Leopards are by nature incredibly secretive and elusive animals. Add to this a very lush and densely vegetated bushveld on the back of a very wet summer and a higher than average winter rainfall results in a very difficult task to find a leopard.
We’ve been lucky enough to get a few fleeting glimpses of the Mashaba Female’s latest litter of two, but for over a month now, all we’ve seen are tracks of the two little cubs. So where exactly is she keeping the cubs?
Female Leopard Territories
The Mashaba Female is the oldest female leopard that we see at Londolozi. At almost 14 years old she has long been one of the most viewed leopards on our reserve. Up to now, she has managed to raise two females to independence; the Nkoveni 2:2 Female (2012) and the Ximungwe 5:3 Female (2015). Mother leopards will usually cede a portion of their territory to their female offspring. The result is that the older more experienced leopard shifts her territory which means she will find and establish new den sites to keep her cubs in.
Towards the end of her roughly 3-month gestation period, she would’ve started looking for a suitable den to give birth in. A typical den site usually has a mix of thick bushes and rocks. This provides the young cats with ample places to hide while their mother goes in search of food. Over the years of following generations of Leopards at Londolozi, we have seen how leopards will very often use the same dens that they themselves were denned in. Perhaps this is one of the reasons their mothers cede territory to them.
Where have we seen the cubs before?
It was only a few months ago that we had seen the Mashaba Female in the central parts of Londolozi and she was heavily pregnant. It was a few weeks later before we managed to find her again but at this point, we could see she was no longer pregnant and had fresh suckle marks.

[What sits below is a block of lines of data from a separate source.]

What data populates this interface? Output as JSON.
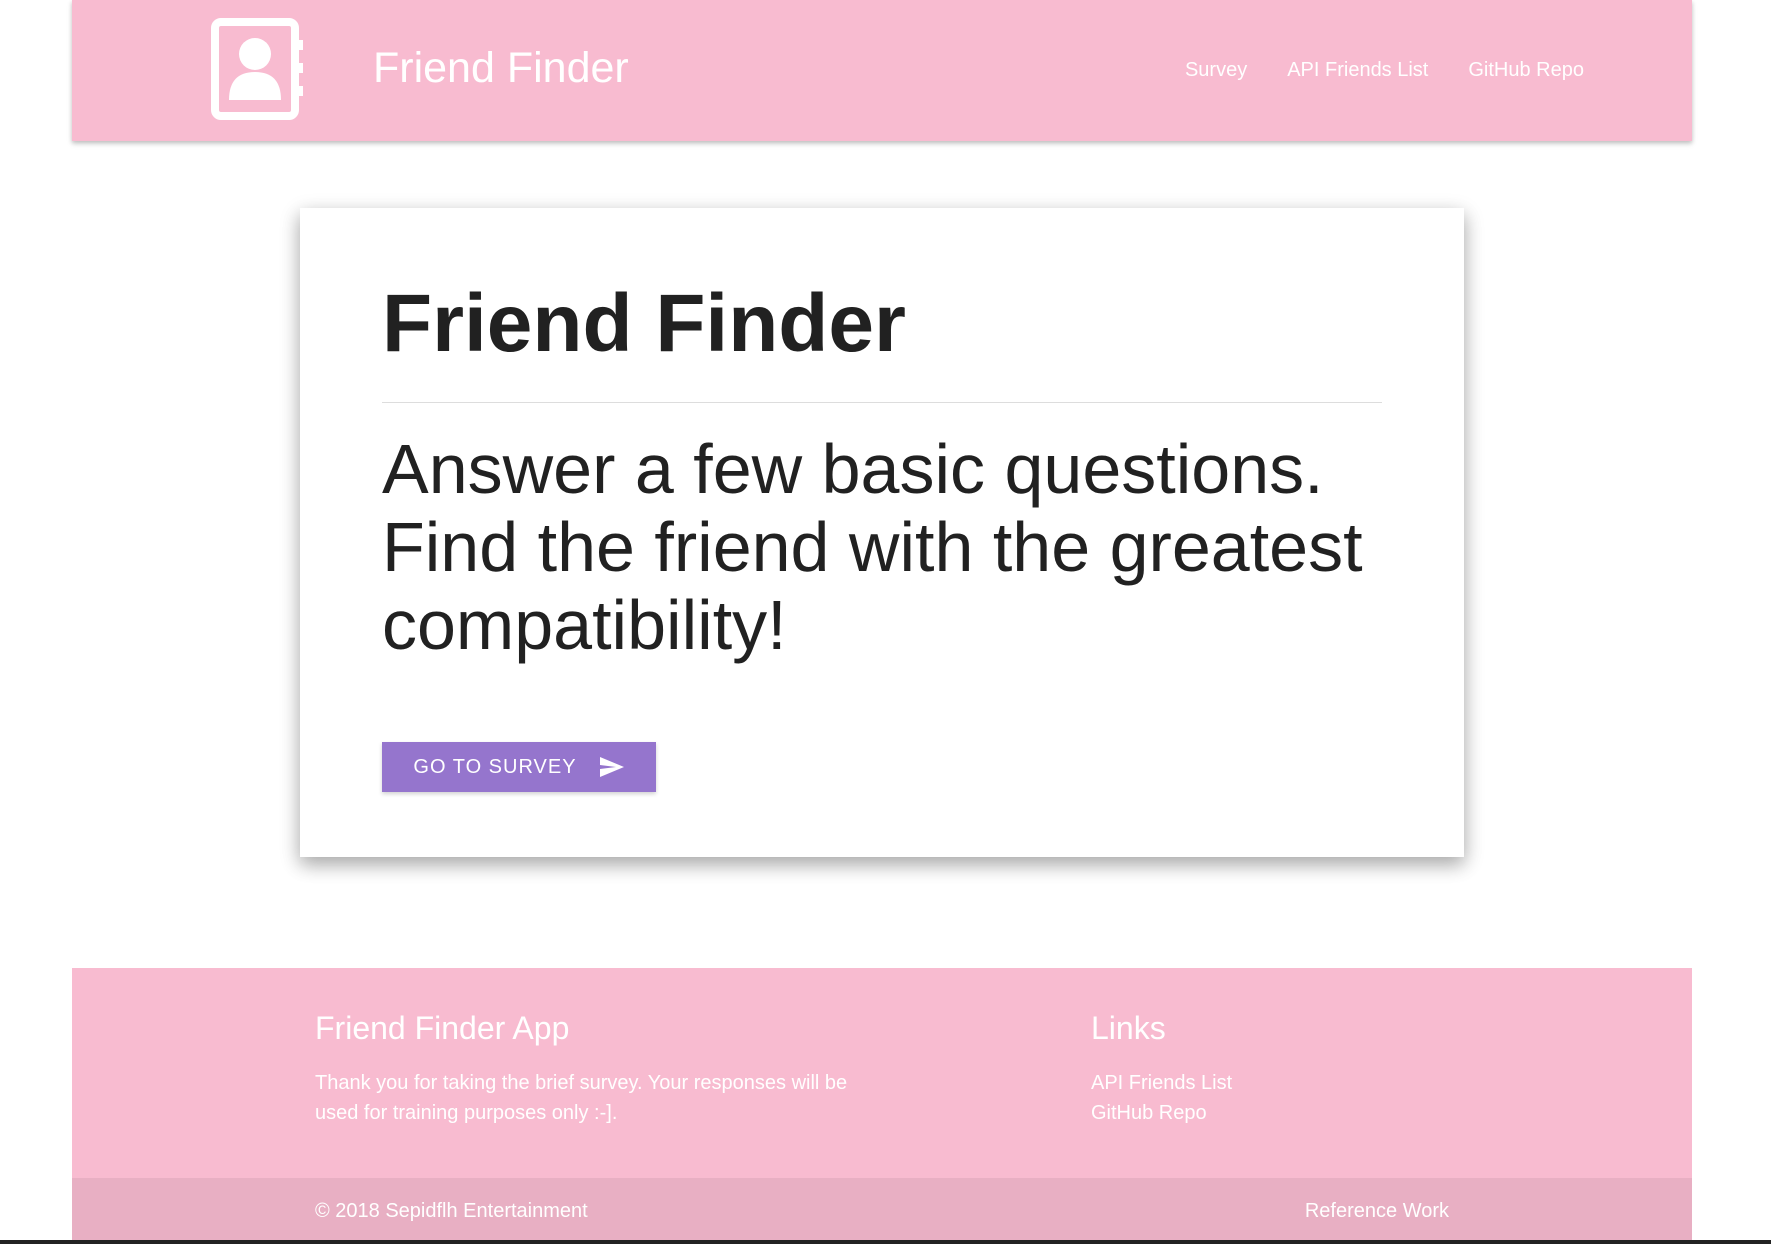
{
  "navbar": {
    "brand_title": "Friend Finder",
    "logo_icon": "contact-book-icon",
    "links": [
      "Survey",
      "API Friends List",
      "GitHub Repo"
    ]
  },
  "card": {
    "title": "Friend Finder",
    "line1": "Answer a few basic questions.",
    "line2": "Find the friend with the greatest compatibility!",
    "button_label": "GO TO SURVEY",
    "button_icon": "send-icon"
  },
  "footer": {
    "app_heading": "Friend Finder App",
    "app_text": "Thank you for taking the brief survey. Your responses will be used for training purposes only :-].",
    "links_heading": "Links",
    "links": [
      "API Friends List",
      "GitHub Repo"
    ],
    "copyright": "© 2018 Sepidflh Entertainment",
    "reference": "Reference Work"
  },
  "colors": {
    "navbar_bg": "#f8bbd0",
    "footer_copyright_bg": "#e8afc3",
    "button_bg": "#9575cd",
    "text_dark": "#212121"
  }
}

The sight of a female leopard with suckle marks always brings with it a sense of excitement to the Ranger and Tracker teams at Londolozi.
Each day we all try to think where exactly she may be keeping the cubs. We think of the different roads to drive to look for her, slightly bigger than normal, tracks and to check any dens we know have been used in that area before. A specific set of boulders lies right in the centre of her territory which we refer to as Python Rocks. It got its name after a tragic sighting that John Varty and Elmon Mhlongo witnessed many years ago with the 3:4 Female. She was denning her cubs in these big boulders which, at the time, were covered in River Climbing Thorn (Senegalia schweinfurthii) bushes. A perfect den site if there ever was one.
John and Elmon had followed the leopard back to her den after a successful hunt and as she approached the den she called for her cub but to no avail. As she looked in the crevasses where the cub would normally hide she came across a huge African Rock Python. Immediately she knew what had happened and tried to attack the snake.
The python managed to curl itself right up against the boulders underneath the bushes where she could not get to. She sat atop the boulders waiting for hours before eventually, the python tried to make a quick escape. She was, however, onto it in a second and the snake regurgitated the cub. A sad but harsh reality of the threats that face young leopard cubs.
Born to the Tugwaan female in August 1992, this leopard would redefine the relationship between man and wild cat.
Years later the Mashaba Female having never been denned there herself, although a few other leopards such as the Ndzandzeni Female and Totowa Female have found this to be a perfect den for her latest litter too. Ranger Sean Zeederberg one day decided to try his luck and just check these boulders only to be surprised by the sight of two tiny leopard cubs sitting atop the boulder exactly where the 3:4 Female had sat waiting for the python; an almost poetic irony. After only a few sightings of the cubs here and another nearby set of boulders, we find ourselves where we are today having not seen them in over a month.
So where could the cubs be?
The cubs are almost certainly at an age now where she will be taking them to kills that she has made. From the age of about eight weeks, they will start eating meat. What this means is that she will most likely be moving the cubs from one den to the next after each carcass that she has taken them to. Over the past week tracker, Tshepo Dzemba and I have been searching high and low for any signs of the three leopards. With her new territory being a particularly densely vegetated area with roads that are quite difficult to see tracks on, we are having to base our search on where we suspect the cubs to be. We have had some really promising signs of fresh tracks of the small cubs in and around different boulders which means they are still alive and well.
The process of searching for her latest litter is a stark reminder of how fortunate we are to view these elusive cats as often as we do. I look forward to a follow-up blog in the not too distant future on an update as to where they are denning and how the cubs are doing.
The Mashaba female is currently Londolozi’s best-known leopard. Her relaxed nature means she is comfortable around the vehicles.